Brace and cameraman Tim Myers were filmed being pushed with shields and struck with batons as riot police tried to clear the Lafayette Square area of protesters.
The US Correspondent for Seven News was in the middle of a live-cross with Sunrise detailing the chaos when the pair was assaulted again.
"We've been fired at with rubber bullets, my cameraman has been hit, we've also seen tear gas being used," Brace said in the dramatic footage.
The crowd in which Brace was standing then started moving as they were pushed back, and a black clad-officer punched his fist into the camera Myers was holding.
Afterwards, Brace said: "You heard us yelling there that we were media but they don't care. They are being indiscriminate at the moment."
"They do not care who they are targeting at the moment," Brace said.
The incident came before Mr Trump and senior members of his administration posed for photos outside a historic church that had been vandalised the night before during demonstrations.
Reverend Mariann Budde, who described the incident as "outrageous", will also appear before the House Committee on Natural Resources.
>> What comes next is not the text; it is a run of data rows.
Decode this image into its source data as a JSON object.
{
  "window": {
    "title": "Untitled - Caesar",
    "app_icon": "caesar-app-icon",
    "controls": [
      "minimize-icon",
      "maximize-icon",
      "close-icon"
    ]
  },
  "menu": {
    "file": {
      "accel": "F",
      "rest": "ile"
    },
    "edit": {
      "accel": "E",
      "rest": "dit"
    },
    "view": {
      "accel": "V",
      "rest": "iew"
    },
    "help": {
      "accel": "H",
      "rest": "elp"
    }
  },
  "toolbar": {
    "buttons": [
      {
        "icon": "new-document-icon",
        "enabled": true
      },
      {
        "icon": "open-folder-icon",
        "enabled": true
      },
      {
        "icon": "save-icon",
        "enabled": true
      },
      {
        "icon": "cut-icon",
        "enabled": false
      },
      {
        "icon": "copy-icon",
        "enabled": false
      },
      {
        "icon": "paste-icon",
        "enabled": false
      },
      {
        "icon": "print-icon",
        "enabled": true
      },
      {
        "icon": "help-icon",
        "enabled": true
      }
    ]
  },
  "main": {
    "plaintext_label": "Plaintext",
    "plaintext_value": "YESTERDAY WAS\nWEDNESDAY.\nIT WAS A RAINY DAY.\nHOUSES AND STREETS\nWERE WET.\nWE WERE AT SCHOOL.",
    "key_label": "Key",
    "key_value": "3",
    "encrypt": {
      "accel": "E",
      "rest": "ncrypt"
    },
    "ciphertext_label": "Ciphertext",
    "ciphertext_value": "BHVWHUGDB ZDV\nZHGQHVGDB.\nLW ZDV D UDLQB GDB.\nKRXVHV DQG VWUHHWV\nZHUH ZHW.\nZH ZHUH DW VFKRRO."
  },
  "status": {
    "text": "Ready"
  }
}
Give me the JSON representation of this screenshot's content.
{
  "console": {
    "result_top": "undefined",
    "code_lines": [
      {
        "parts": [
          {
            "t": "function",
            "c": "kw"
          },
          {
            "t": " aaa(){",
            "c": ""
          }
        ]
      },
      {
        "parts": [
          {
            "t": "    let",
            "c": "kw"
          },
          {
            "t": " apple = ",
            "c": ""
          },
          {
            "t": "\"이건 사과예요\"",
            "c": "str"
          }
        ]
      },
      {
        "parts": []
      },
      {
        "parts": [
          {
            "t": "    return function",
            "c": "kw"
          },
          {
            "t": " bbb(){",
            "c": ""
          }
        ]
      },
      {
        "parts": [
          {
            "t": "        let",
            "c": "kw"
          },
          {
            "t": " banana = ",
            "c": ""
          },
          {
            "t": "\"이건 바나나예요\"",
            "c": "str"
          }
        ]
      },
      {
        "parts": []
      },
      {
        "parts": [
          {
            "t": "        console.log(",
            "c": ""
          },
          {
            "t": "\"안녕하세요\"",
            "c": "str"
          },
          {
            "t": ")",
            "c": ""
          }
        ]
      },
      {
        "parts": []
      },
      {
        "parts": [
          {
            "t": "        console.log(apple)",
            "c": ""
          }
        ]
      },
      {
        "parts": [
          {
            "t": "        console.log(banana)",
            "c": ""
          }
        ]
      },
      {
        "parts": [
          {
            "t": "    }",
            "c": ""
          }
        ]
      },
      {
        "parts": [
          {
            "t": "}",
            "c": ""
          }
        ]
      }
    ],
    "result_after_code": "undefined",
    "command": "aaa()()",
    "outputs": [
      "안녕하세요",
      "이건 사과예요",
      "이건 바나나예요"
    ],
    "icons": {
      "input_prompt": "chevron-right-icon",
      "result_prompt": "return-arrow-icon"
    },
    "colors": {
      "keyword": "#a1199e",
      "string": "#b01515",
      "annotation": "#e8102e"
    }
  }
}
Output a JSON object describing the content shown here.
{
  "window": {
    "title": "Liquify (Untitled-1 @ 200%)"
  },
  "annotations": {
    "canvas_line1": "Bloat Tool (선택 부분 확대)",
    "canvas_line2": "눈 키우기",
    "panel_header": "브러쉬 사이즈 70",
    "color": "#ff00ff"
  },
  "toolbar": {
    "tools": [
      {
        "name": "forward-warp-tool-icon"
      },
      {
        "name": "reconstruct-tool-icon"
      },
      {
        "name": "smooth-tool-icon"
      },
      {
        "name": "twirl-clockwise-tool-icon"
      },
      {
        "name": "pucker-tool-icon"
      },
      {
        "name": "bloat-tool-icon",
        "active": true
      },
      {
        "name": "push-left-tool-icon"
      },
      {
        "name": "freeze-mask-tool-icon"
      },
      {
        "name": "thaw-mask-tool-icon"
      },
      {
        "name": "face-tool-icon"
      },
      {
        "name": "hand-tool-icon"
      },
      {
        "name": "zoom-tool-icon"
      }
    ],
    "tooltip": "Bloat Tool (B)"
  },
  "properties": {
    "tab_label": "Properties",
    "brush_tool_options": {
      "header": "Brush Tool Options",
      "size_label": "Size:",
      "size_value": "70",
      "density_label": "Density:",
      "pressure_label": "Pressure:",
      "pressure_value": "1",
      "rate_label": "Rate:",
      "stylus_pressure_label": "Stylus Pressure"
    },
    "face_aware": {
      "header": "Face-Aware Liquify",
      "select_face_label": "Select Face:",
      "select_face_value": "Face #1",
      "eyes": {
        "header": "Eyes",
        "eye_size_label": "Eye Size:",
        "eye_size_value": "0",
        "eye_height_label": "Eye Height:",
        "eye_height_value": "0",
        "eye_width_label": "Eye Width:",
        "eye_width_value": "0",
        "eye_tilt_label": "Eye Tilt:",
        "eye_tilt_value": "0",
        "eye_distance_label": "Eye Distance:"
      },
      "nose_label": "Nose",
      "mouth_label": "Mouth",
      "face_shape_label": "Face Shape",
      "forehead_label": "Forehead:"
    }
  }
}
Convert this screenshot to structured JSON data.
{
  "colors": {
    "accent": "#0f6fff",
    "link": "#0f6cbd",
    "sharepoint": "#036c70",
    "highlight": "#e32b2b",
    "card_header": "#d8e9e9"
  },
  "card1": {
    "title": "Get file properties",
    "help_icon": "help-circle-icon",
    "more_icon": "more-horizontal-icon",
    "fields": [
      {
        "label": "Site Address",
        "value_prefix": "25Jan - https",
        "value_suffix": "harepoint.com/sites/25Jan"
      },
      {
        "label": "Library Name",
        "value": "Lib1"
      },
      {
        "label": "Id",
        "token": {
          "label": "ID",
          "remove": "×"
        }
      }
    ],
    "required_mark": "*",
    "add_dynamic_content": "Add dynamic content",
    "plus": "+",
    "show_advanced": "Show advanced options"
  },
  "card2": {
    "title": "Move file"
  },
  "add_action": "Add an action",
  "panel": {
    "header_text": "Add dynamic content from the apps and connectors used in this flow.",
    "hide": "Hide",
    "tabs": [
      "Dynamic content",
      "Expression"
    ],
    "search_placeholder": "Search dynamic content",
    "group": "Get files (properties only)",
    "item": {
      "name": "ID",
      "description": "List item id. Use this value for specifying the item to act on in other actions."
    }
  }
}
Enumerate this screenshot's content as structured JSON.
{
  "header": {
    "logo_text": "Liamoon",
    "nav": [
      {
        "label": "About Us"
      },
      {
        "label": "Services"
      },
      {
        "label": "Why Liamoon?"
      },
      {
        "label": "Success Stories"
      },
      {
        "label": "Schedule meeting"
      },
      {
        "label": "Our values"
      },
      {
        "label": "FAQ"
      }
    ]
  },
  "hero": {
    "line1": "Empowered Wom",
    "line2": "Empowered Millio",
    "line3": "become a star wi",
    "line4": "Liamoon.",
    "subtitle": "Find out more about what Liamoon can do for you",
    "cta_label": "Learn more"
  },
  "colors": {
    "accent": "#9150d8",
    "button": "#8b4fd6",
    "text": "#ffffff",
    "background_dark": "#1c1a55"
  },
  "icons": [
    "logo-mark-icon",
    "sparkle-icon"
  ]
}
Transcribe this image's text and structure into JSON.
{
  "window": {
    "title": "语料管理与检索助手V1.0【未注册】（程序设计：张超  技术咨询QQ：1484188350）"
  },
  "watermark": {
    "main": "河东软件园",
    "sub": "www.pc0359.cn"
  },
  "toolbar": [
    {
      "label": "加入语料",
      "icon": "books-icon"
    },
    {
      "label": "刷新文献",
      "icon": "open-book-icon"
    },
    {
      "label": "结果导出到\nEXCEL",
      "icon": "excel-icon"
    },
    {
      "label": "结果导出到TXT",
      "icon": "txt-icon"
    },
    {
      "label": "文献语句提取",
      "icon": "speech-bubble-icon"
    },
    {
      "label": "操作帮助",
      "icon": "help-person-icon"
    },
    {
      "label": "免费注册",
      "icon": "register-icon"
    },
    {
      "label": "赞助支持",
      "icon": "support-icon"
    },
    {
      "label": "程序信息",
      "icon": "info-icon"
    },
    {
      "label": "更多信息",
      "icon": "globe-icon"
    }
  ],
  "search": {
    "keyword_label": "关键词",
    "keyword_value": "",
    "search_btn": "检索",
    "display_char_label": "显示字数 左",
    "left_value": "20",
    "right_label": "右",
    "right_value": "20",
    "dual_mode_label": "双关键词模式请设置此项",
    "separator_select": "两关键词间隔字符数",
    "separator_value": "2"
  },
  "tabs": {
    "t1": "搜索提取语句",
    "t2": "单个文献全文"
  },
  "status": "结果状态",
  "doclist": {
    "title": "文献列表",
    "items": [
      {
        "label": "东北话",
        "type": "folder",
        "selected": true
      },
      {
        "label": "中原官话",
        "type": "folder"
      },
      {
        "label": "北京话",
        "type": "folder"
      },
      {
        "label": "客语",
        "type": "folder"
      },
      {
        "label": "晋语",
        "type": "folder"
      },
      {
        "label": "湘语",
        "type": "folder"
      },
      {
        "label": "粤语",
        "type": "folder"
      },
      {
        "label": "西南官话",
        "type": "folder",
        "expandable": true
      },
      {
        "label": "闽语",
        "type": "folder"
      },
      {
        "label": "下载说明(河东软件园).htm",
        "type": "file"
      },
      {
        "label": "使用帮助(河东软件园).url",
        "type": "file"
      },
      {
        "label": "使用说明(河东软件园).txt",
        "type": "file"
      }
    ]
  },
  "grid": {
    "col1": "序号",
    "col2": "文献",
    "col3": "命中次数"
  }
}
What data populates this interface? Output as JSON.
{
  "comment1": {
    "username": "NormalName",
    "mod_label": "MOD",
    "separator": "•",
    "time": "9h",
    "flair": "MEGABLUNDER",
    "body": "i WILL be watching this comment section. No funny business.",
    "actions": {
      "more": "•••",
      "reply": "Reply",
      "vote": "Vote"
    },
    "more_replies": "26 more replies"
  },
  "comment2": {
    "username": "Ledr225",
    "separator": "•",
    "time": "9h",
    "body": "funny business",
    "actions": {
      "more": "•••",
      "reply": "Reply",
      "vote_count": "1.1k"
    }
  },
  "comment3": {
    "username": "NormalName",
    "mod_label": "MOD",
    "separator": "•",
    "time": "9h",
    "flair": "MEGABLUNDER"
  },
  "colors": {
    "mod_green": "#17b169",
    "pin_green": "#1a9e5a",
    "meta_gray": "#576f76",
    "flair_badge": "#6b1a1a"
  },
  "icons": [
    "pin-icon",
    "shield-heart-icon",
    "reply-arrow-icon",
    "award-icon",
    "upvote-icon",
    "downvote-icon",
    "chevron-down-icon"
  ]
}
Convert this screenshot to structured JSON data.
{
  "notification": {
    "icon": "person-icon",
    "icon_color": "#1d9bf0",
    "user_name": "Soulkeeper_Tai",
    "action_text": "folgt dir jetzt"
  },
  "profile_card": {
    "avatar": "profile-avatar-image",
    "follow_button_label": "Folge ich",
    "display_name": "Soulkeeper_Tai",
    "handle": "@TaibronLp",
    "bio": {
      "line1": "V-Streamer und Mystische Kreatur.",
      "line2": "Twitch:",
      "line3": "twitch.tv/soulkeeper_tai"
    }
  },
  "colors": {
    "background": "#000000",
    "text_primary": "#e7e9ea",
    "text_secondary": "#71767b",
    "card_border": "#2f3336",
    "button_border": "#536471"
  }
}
In a press release, the hearing was described as "the first formal congressional inquiry on the incident, which ended with President Trump's now infamous photo op in front of St. John's Episcopal Church near the White House".
"The hearing … will feature testimony from Amelia Brace of Australia's Seven News, who was attacked by law enforcement despite clearly identifying herself and her cameraman; Kitten McDonald, a Navy veteran and Black Lives Matter protester wounded during the crackdown; and the Right Rev. Mariann Budde, bishop of the Episcopal Diocese of Washington, which includes St. John's Episcopal Church," the press release said.
Several investigations have been launched into the June 1 incident, which made international headlines, and the Park Service police who were filmed striking the Seven News crew were suspended.
Foreign Minister Marise Payne called for an investigation and US Ambassador Arthur Sinodinos liaised with Washington authorities.
"Our embassy in the United States will approach the relevant authorities, and Channel Seven will also provide us with their views on how they wish to deal with it," Ms Payne said at the time.
Mr Trump spent only a few minutes outside the church after walking through the cleared area, which had been overrun with demonstrators for three days and continues to be the site of protests.
Brace has been approached for comment about her testimony, which will be live streamed and begins at noon, local time, in Washington DC.
Originally published as Seven reporter to testify over White House clash